way in which they test the boundaries to see where they really are and find out what the real
consequences are for going beyond those boundaries. This can be very frustrating to parents
because they can not stop their teen from testing the limits and thus find themselves in a position
of having to implement consequences. If a parent is not sure what the consequences should be
and either comes down too hard or too easy, then they have subtly given permission to their teen
to try it again through either rebellion or choosing to do it because the consequence is “not that
The real problem is that the rules and consequences for breaking them are not discussed ahead
of time. This happens way too many times because the parents have not first sat down and
discussed among themselves what the boundaries will be in the family. Because of this, they
have violated the principle of confident parenting. Teens will gamble then to see if the parent
really knows how to parent. If they don’t, then the teen takes control. Also, it is a way to see if
mom and dad are on the same page. There is a statement from a book of wisdom that goes like
this: “ Two are better than one because they have a good return for their labor. For, if either of
them falls, the one will lift up his companion. But woe to the one who falls when there is not
another to lift him up. Furthermore, if two lie down together they keep warm, but how can one
be warm alone? And if one can overpower him who is alone, two can resist him.” When both
parents are working together, even in a divorce situation, then their teen can feel more secure in
knowing the limits. So my first suggestion is for the two of you to sit down and decide what are
the limits and the consequences for breaking them. Next sit down with you teen and discuss with
them the rational of how you came up with those limits and consequences and be willing to
negotiate with them what consequences they feel would be fair and just. What you will
communicate then is respect for them and command respect for your self.
This brings me to the other two points I wish to make in this article that are the principles
of “trust” and “respect”. Both these principles are earned and developed mutually together.
Respect is something that is developed when we work at trying to understand each other. I
couldn’t even count how many times over the eighteen years that I have worked with teens that I
have heard the phrase, “My parents don’t understand me”. Understanding comes when we are
willing to sit down and listen each other. The willingness to listen and have a two-way
communication process will communicate mutual respect. If you don’t listen to your teen, they
won’t listen to you. Let your teen also know that if they are unwilling to listen you, they
communicate disrespect and thus don’t earn respect for themselves

The second point is trust. I could write several pages on this point. Trust is a valuable gift that
can easily be broken. There are two aspects in this area that I want to share. You first need to set

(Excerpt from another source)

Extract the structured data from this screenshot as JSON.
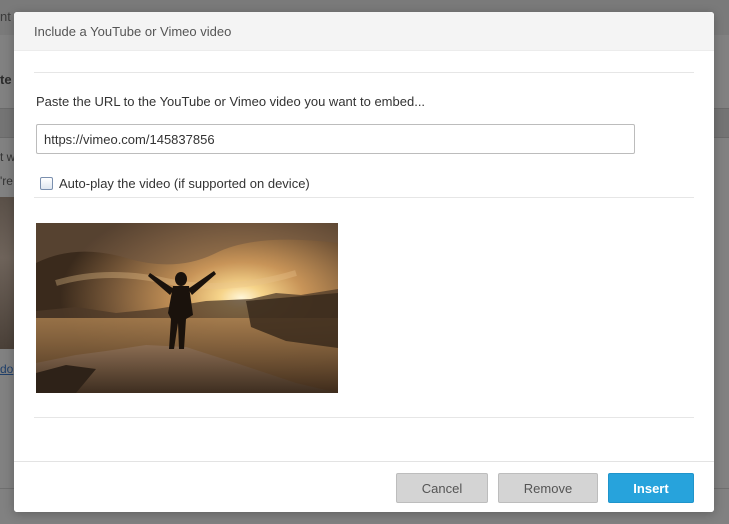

the example of trust to your teenager. “Do as I say, not as I do” never works. Have you broken
promises to them and then made an excuse? If so, they will follow your example. If you have set
a wrong example, be willing to apologize to your teen and let them know you made a mistake

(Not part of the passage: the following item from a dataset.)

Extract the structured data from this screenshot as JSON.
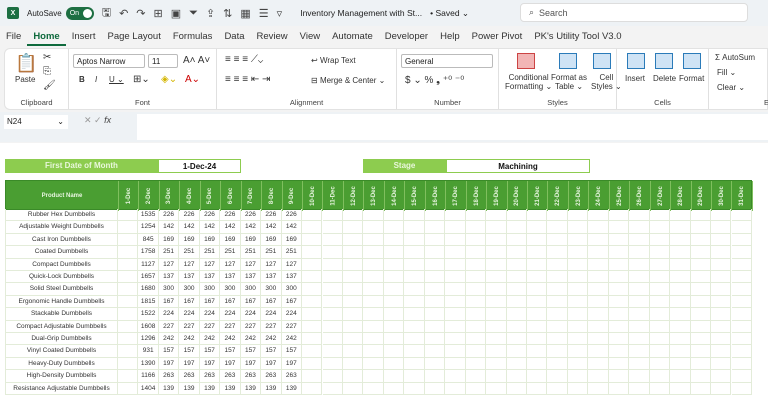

and you bare the responsibility of that mistake. That would be a great example to set. The second
aspect is that trust is earned by making good decisions. A simple example of this is in the setting

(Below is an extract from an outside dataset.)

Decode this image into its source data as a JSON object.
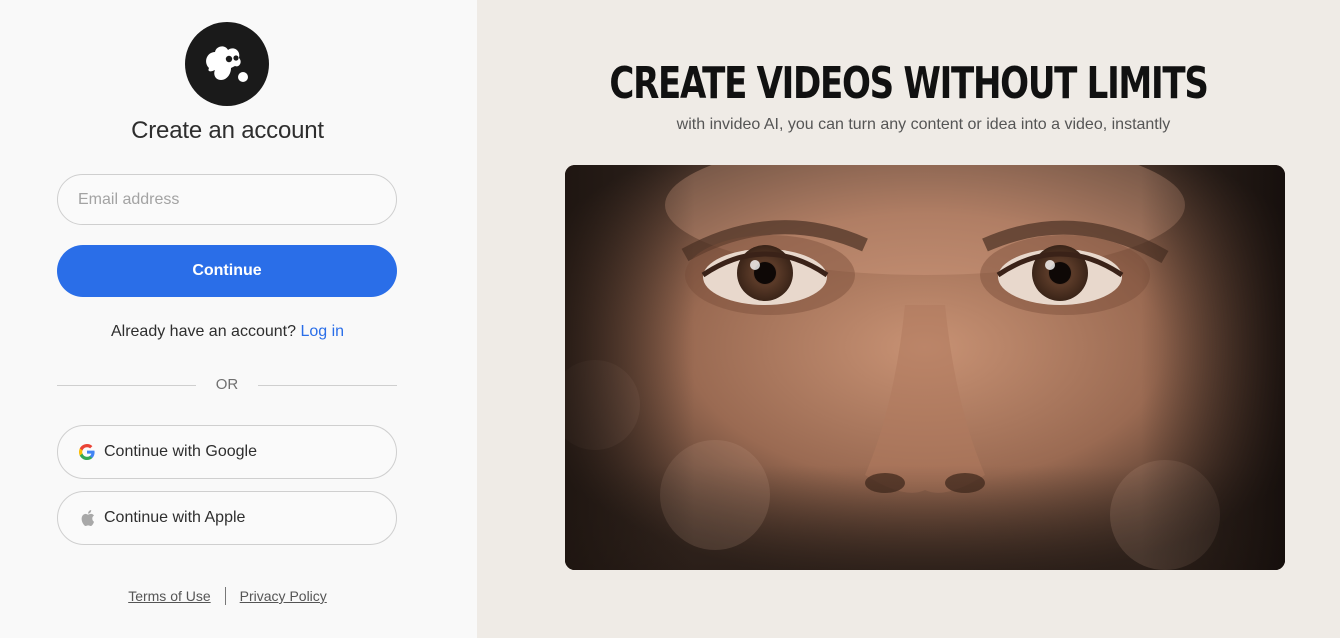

of a curfew. When the curfew is met, trust builds. When someone proves themselves to be
trustworthy, by being responsible in word and deed, there is a demonstration of maturity and
more freedom and independence may to be granted. If they violate trust, then it shows a lack
of good judgement and you will need to sit down with your teen and discuss what happened.
Ask, “Why do you think this occurred? What do you think we should do now?” Once you’ve set
the penalty for breaking the trust in the first place, work toward rebuilding it. Never grant blind
trust. It will setup both you and your teen for some stormy times. All of us need to realize that
trust must be developed from a consistency of living with in the boundaries and being honest
with other people. With out trust, there is no real relationship.
I wish I could write more on this topic, but space limits me. Practice what I have shared
and you will be on your way of having a healthy mature relationship with your teenager.